INSTRUCTIONS TO FOLLOW – Print every line of the material exactly.

DATA LISTING –
'''
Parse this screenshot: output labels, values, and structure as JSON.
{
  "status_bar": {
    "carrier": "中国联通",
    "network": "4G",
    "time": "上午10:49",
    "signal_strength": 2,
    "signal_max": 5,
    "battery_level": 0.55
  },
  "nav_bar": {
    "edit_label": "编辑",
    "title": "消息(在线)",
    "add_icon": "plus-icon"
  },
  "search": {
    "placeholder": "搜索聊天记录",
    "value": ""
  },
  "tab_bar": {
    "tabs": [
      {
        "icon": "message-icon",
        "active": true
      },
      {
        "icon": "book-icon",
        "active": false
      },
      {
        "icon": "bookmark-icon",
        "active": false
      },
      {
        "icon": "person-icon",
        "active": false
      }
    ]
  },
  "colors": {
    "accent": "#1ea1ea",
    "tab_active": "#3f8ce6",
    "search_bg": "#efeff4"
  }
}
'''
OUTPUT OF THE TASK –
Parse this screenshot: output labels, values, and structure as JSON.
{
  "status_bar": {
    "carrier": "中国联通",
    "network": "4G",
    "time": "上午10:49",
    "signal_strength": 2,
    "signal_max": 5,
    "battery_level": 0.55
  },
  "nav_bar": {
    "edit_label": "编辑",
    "title": "消息(在线)",
    "add_icon": "plus-icon"
  },
  "search": {
    "placeholder": "搜索聊天记录",
    "value": ""
  },
  "tab_bar": {
    "tabs": [
      {
        "icon": "message-icon",
        "active": true
      },
      {
        "icon": "book-icon",
        "active": false
      },
      {
        "icon": "bookmark-icon",
        "active": false
      },
      {
        "icon": "person-icon",
        "active": false
      }
    ]
  },
  "colors": {
    "accent": "#1ea1ea",
    "tab_active": "#3f8ce6",
    "search_bg": "#efeff4"
  }
}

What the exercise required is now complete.